The world constantly changes across time and space, from day to day, from one place to another. And human beings are no exception, for we too are in transformation.
To begin with, our own lives as individuals are an exercise in adaptation. In their collectivities, peoples and their societies, cultures and civilizations change across the span of history. Human beings are enterprising agents of change, transforming their environments and, in the process, transforming themselves, thereby challenging any simple sense of a fixed, immutable human nature. And yet the human condition stubbornly remains and when, across time and distance, we recognize ourselves in others and others in ourselves, do we not recognize something enduring? Is there anything that captures simultaneously things in flux and things that do not change?

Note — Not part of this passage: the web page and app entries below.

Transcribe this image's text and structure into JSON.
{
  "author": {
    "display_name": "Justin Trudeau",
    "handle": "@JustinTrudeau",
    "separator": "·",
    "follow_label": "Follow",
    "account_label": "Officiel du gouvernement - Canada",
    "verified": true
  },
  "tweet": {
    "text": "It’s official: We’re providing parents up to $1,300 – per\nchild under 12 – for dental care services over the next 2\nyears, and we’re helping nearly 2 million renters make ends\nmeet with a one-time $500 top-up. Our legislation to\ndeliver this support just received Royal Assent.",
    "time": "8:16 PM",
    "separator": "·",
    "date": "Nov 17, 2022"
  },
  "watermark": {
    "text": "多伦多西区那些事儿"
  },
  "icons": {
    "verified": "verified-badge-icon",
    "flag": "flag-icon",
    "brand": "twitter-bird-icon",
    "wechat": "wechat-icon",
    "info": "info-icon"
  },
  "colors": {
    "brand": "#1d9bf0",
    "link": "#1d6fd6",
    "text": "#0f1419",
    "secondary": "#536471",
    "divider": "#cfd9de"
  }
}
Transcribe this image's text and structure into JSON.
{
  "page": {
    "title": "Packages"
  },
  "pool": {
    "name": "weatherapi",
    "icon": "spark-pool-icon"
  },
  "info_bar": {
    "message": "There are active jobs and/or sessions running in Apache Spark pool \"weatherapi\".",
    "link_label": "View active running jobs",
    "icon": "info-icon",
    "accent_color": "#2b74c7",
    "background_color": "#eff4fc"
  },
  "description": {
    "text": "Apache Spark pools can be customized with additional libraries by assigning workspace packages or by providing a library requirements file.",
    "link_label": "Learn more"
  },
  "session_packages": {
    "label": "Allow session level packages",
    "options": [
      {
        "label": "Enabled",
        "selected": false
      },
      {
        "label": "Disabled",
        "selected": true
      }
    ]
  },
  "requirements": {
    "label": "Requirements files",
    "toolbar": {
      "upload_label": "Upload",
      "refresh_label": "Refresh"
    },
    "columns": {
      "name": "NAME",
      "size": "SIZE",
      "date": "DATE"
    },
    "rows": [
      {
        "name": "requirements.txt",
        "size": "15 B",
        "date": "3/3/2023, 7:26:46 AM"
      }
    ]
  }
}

Of course there is, and that is poetry. Our languages, of course, are different and the ways in which we place words, phrases and sentences may vary, as do the forms and metres of our poetries. But poetry, through its diverse shapes and rhythms, draws us back to the dialogue of change and permanence in life itself.
Through language, we express our different beliefs, values and experiences, and the plurality of this flow of identities makes up humanity. Poetry is a bridge between individuals and groups, helping us to know and understand each other and, indeed, ourselves. It articulates – sometimes simply, sometimes with deep complexity – our fears, hopes, yearnings and forebodings. In its highest forms, poetry is capable of expressing a truth which captures the essence of our shared humanity. And the beauty of poetry reminds us of the artistic heights which humankind can reach.
This year, we are celebrating the centenary of the birth of the great philosopher-poet, Leopold Sédar Senghor. He wrote: “It is enough to name something for the meaning beneath the sign to emerge.” Poetry is the great way of naming the world, its permanent features and its transformations, in a manner that delights the human spirit. Let World Poetry Day remind us of this magical capacity of poetry in all its forms.